It is important to understand that, in practice, rules relating to class-action settlements will most often be litigated in ex parte circumstances where settling parties will seek interpretations favorable to themselves at the expense of absent class members. If rules do not explicitly bind settling parties, courts will tend to adopt interpretations and create precedents permitting abuse. The Proposed Amendments to Rule 23(e)(2) therefore do not adequately protect the class from self- dealing settlements where class counsel is the primary beneficiary. Settlements will continue to be approved where attorneys’ fees are disproportionate to the relief actually received by the class. The Advisory Committee tried to fix this problem in 2003 when Rule 23(h) was created, but Rule 23(h) failed to explicitly require courts to determine whether class counsel’s fee request was proportionate to relief actually received and the Advisory Committee’s intent went ignored. Now courts are split as to whether fees may be awarded based on actual relief and the Rules risk undoing the precedent that requires courts to determine whether fees are proportionate. To end the circuit split and avoid repeating the deficiency of the 2003 Amendments, the Rules should explicitly require that district courts consider the proportion of fees to relief actually received by class members, and explicitly reject the line of precedent that permits parties to value settlements based on the fiction of maximum possible relief, when in practice parties can predict with actuarial certainty the claims rate of a settlement structure.
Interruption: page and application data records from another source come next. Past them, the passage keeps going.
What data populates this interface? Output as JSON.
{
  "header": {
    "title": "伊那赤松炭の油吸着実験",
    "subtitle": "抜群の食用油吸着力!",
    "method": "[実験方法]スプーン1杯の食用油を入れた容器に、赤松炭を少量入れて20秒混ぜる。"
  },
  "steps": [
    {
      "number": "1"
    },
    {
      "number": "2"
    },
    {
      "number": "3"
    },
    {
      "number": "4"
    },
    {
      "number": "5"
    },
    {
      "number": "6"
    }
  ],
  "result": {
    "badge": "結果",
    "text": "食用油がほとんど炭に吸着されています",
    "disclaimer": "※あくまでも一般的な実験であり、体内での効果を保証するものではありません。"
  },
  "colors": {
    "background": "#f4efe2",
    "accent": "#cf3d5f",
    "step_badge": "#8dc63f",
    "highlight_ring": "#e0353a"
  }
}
Indeed, the Rules should provide additional protections by requiring district courts to consider whether class counsel negotiated clear sailing, reversion, or cy pres awards that prioritize relief to third parties when assessing adequacy of class counsel.
The Proposed Amendments to Rule 23(e)(5) should be deleted. Proposed Paragraph (A) requiring specificity for objections is unnecessary because district courts and parties can already effectively manage non-specific objections and will instead create collateral litigation. Paragraph (A) will only serve as a mechanism for class counsel to eliminate objections that may derail their self- dealing settlements.
Proposed Paragraphs (B) and (C)—requiring court approval for settlement of objections— will, as conferences discussing the amendments have shown, be ineffective in ending objector blackmail (extortionate payments to objectors in exchange for dismissal of their appeals) because the Rules fail to adopt a standard that objectors must satisfy for approval of their settlement with class counsel. The Proposed Amendments do nothing to address the real problem: objectors are more motivated to bring bad-faith objections than good-faith objections because there is a greater chance of payment in objector blackmail than in successfully litigating an objection. The Rules need to eliminate the incentive for objector blackmail by eliminating the possibility of receiving consideration for dismissal of appeal and instead, create incentives for good faith objections by explicitly recognizing that objectors who realize a benefit for the class are entitled to attorneys’ fees. Under current law, only non-profit organizations have the ability to consistently see through meritorious objections.